By Jeremy Appel
Local Journalism Initiative Reporter
Edmonton will soon be home to Canada’s first urban Indigenous ceremonial grounds, with construction underway on the facility south of Whitemud Drive and Fox Drive, which is slated for a spring opening.
kihciy askiy, which means “sacred earth,” has been in the works for nearly 20 years. It will provide a space for Indigenous peoples in Edmonton to host ceremonies, sweat lodges, cultural camps and talking circles, in addition to facilitating intergenerational learning and growing medicinal herbs.
“Most of our peoples in the city have transportation issues so they can’t leave the city in order to do ceremonies,” Lewis Cardinal, the Indigenous Knowledge and Wisdom Centre (IKCW) project manager for kihciy askiy told reporters in September.
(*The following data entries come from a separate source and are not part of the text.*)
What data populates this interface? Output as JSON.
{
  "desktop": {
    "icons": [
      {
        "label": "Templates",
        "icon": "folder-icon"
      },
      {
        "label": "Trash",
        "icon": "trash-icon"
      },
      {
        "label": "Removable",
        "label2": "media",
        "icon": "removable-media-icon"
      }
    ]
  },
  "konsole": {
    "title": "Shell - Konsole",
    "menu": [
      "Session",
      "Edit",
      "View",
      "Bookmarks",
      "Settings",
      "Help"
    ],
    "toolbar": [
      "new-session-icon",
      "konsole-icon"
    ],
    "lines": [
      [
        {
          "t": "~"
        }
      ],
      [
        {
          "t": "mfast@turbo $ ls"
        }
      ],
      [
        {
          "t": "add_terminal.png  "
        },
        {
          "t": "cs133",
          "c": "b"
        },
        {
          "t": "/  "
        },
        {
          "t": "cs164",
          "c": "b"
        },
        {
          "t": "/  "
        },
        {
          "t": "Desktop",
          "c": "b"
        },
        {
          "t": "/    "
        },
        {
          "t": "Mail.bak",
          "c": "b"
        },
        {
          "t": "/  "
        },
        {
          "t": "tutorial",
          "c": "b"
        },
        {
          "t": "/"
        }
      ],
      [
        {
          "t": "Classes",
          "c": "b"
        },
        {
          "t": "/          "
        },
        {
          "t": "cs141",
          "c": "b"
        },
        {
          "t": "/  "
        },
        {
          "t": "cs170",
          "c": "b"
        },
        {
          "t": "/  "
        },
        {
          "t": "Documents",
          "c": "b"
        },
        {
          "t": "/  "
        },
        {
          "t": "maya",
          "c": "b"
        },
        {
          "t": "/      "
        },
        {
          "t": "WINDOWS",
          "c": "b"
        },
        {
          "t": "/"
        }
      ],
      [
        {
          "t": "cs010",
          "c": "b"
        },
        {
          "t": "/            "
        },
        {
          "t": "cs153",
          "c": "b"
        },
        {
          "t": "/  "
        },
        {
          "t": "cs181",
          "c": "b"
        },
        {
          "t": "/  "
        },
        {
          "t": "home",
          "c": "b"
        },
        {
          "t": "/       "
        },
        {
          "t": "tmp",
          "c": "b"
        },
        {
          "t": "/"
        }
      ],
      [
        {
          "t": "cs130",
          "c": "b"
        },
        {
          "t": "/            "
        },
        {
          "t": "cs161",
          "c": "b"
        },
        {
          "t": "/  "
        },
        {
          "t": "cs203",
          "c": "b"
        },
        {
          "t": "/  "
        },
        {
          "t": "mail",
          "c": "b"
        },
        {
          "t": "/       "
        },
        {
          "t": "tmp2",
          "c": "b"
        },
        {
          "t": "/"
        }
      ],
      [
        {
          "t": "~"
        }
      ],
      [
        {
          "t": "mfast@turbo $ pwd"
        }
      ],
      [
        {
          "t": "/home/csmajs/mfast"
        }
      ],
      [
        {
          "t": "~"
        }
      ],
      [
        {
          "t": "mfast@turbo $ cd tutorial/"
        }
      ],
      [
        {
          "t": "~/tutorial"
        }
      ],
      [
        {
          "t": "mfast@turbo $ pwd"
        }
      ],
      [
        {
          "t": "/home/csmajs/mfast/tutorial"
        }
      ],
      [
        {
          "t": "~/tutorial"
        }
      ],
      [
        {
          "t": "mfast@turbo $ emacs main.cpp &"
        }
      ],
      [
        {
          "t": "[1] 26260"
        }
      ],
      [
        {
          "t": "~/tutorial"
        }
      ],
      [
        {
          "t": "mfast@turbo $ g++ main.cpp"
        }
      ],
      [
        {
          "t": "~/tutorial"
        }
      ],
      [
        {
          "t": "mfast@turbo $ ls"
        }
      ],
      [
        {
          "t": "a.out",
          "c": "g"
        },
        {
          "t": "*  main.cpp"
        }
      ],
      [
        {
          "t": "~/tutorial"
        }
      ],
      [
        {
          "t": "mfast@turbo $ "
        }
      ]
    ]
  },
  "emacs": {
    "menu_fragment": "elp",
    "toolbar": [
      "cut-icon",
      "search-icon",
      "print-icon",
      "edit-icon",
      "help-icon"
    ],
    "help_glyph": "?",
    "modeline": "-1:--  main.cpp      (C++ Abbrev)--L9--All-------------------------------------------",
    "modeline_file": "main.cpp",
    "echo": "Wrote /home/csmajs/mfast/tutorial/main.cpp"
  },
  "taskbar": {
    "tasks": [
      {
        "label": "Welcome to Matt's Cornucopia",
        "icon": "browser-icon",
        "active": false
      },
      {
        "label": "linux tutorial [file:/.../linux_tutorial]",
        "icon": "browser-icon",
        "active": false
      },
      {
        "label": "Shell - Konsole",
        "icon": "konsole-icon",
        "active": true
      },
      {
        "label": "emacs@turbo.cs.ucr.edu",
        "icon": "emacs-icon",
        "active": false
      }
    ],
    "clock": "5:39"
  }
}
“We’re the only group of people who have to leave the city in order to pray. We don’t have a mosque, a temple or a cathedral that we can pray in, but now this is our cathedral, our mosque and our temple, a place where anyone can come to learn about and be connected to Indigenous traditions.”
IKCW is an organization dedicated to Indigenous education, which partnered with the City of Edmonton on this project.
Cardinal added that his “heart is really full” now that the project is reaching completion, demonstrating how Indigenous peoples can collaborate with municipalities in the spirit of reconciliation.
“To be here today, after all these years, is really to be stepping into a dream that I know is going to be beneficial for many Indigenous families and youth and elders, but also Edmontonians, because we also will have our door open for non-Indigenous people from Edmonton to be able to come in to learn,” Cardinal said.
The site is intended to be a solemn, introspective place. More lively events like powwows won’t occur there, he said.
“We don’t want this to be a tourist attraction and the elders have made that very clear,” Cardinal told Global News.
kihciy askiy will have a capacity of 100 and adhere to the city’s noise bylaw. There will be a circular area with up to eight sweat lodges, two permanent stone heating devices and a water source, as well as an area for tipis with a fire pit for ceremonies and an amphitheatre, Global reported.
A pavilion building will house a gathering room, bathrooms, locker rooms and storage for ceremonial items.
The site’s location is no coincidence. According to Alexis Nakota Sioux Nation Elder Howard Mustus, it’s where Indigenous peoples historically engaged in trade with settlers and gathered to socialize.
Cardinal said he’s received calls from officials in Toronto, Saskatoon, Calgary and Winnipeg, who want to establish a similar space in their communities.
“Most Indigenous people are no longer living in their traditional communities, they’re in the urban centres. So they need to have access to culture,” Cardinal said.
A ground blessing event occurred at the site in September 2021 to seek blessings from Mother Earth prior to construction beginning.
Clayton Kootenay, also of the IKWC, spoke at the time of an Indigenous man who had a “vision” of being able to practice their ceremonies while being able to return home the same day. “I think we’re closer and closer to that vision,” Kootenay said.
Elder Phyllis Mustus, said Indigenous people haven’t had the ability to fully embrace their cultures within the city limits. Now, things are changing.
Howard Mustus said there’s also an educational opportunity for settlers. “I want to see kihciy askiy move in the direction to educate non-Indigenous people,” he said.
Tiffany Shaw-Collige of Reimagine Architects, which has been contracted to design the site, said as a Metis person growing up in Edmonton, her traditional practices were inaccessible to her.
“Now seeing it, this is really full-circle moment for myself and my family,” she said.
Jeremy Appel is a Local Journalism Initiative Reporter with the
ALBERTA NATIVE NEWS. The LJI program is federally funded. Turtle Island News does not receive LJI funding.